My point here is not to go into the details of the design of such systems but rather to call your attention to one key point: the importance of designing high school career and technical education systems on the principal that we should distinguish sharply between "career exploration" on the one hand and "career preparation" on the other hand. It is important to create the best career exploration programs we can for far more students than have access to such opportunities now. And many students who will go from high school directly to college and university would benefit from an academic program that uses an applied methodology. But we will not, in my view, have a serious career and technical education system in our high schools until we make a major new commitment to the creation of career and technical education programs intended to result in a credential with real economic value in the marketplace, either on graduation from high school or in a community college program that builds directly on a fully aligned high school technical program.
When we provide programs of that kind that earn the enrollment of at least 40 percent of our students, career and technical education will be a very attractive option for my grandchildren, and that, from my perspective, will be a good thing.
The danger in this course of action is that we condemn a large fraction of our youth to narrowly conceived training programs at the very time that advances in artificial intelligence and related disciplines are on the verge of wiping out entire industries and transforming the jobs in others beyond recognition. Yes, it is important to make sure that we are helping students develop the skills they will need to be employable in an age when a growing number who graduate with only what we now think of as the basic skills will be unemployable, but it is just as important that they be broadly and deeply educated if they are going to be able to roll with the punches that the swiftly evolving job market is likely to throw their way. Recreating the CTE of our parents' time will not work. We need CTE curricula that are broad and deep in their academic component, heavily applied in their pedagogy and include plenty of opportunity not only to learn by doing in real work sites while carrying real responsibilities but also to earn a credential that is highly valued by employers. That is a tall order.
Fortunately, there are good examples in the United States and abroad of what such schools and programs can look like. You can find individual CTE programs in individual high schools in the United States that are among the most impressive in the world. Indeed, there is some reason to believe that the American interest in problem- and project-based curriculum, combined with our historic aversion to narrowly focused training may have positioned the United States to develop a form of CTE that is particularly well-suited to the kind of economy that is now emerging globally.
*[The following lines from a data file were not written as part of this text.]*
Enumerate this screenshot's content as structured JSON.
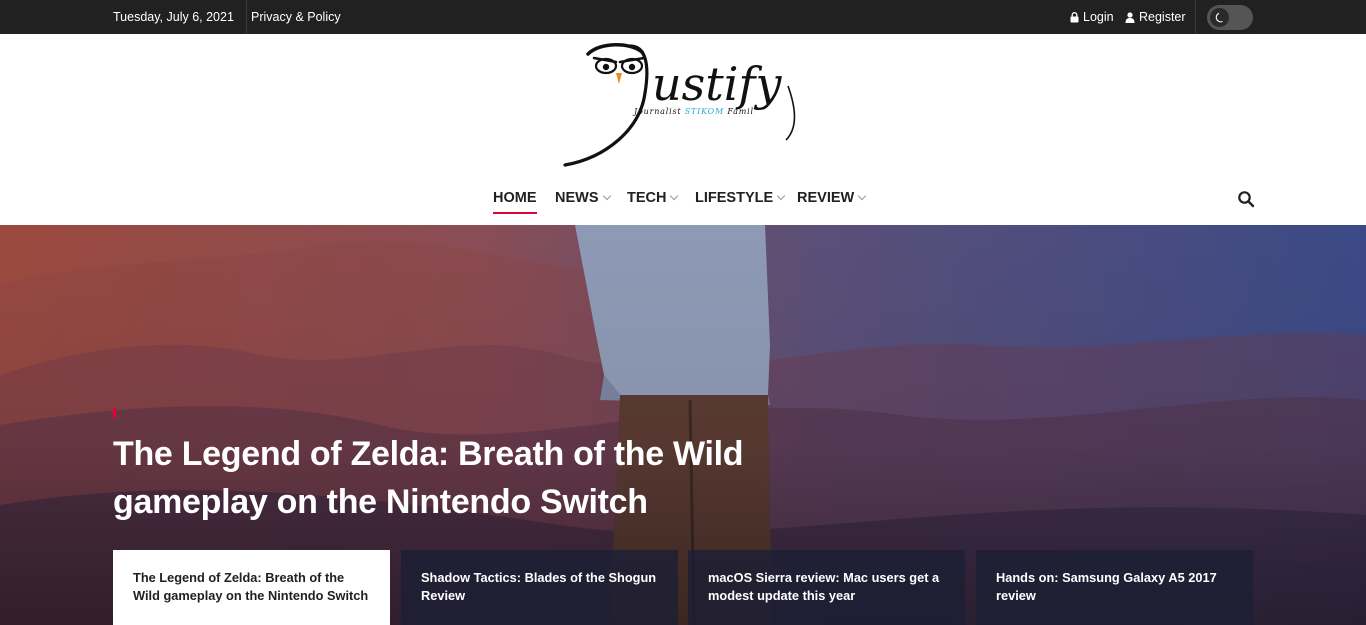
{
  "topbar": {
    "date": "Tuesday, July 6, 2021",
    "privacy_link": "Privacy & Policy",
    "login_label": "Login",
    "register_label": "Register",
    "dark_mode_toggle_icon": "moon-icon"
  },
  "logo": {
    "brand_name": "ustify",
    "tagline_left": "Journalist ",
    "tagline_accent": "STIKOM",
    "tagline_right": " Famil"
  },
  "nav": {
    "items": [
      {
        "label": "HOME",
        "active": true
      },
      {
        "label": "NEWS",
        "has_dropdown": true
      },
      {
        "label": "TECH",
        "has_dropdown": true
      },
      {
        "label": "LIFESTYLE",
        "has_dropdown": true
      },
      {
        "label": "REVIEW",
        "has_dropdown": true
      }
    ],
    "search_icon": "search-icon"
  },
  "hero": {
    "title": "The Legend of Zelda: Breath of the Wild gameplay on the Nintendo Switch",
    "cards": [
      {
        "title": "The Legend of Zelda: Breath of the Wild gameplay on the Nintendo Switch",
        "active": true
      },
      {
        "title": "Shadow Tactics: Blades of the Shogun Review"
      },
      {
        "title": "macOS Sierra review: Mac users get a modest update this year"
      },
      {
        "title": "Hands on: Samsung Galaxy A5 2017 review"
      }
    ]
  },
  "colors": {
    "accent": "#e4003a",
    "topbar_bg": "#212121",
    "card_dark": "#1c1e34",
    "logo_tagline_accent": "#29a8e0"
  }
}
But we have a long way to go to parlay that into an impressive system, at scale, for all the students who will need it. The United States will never overcome its growing crisis in income inequality or be fully competitive in world markets until we do this.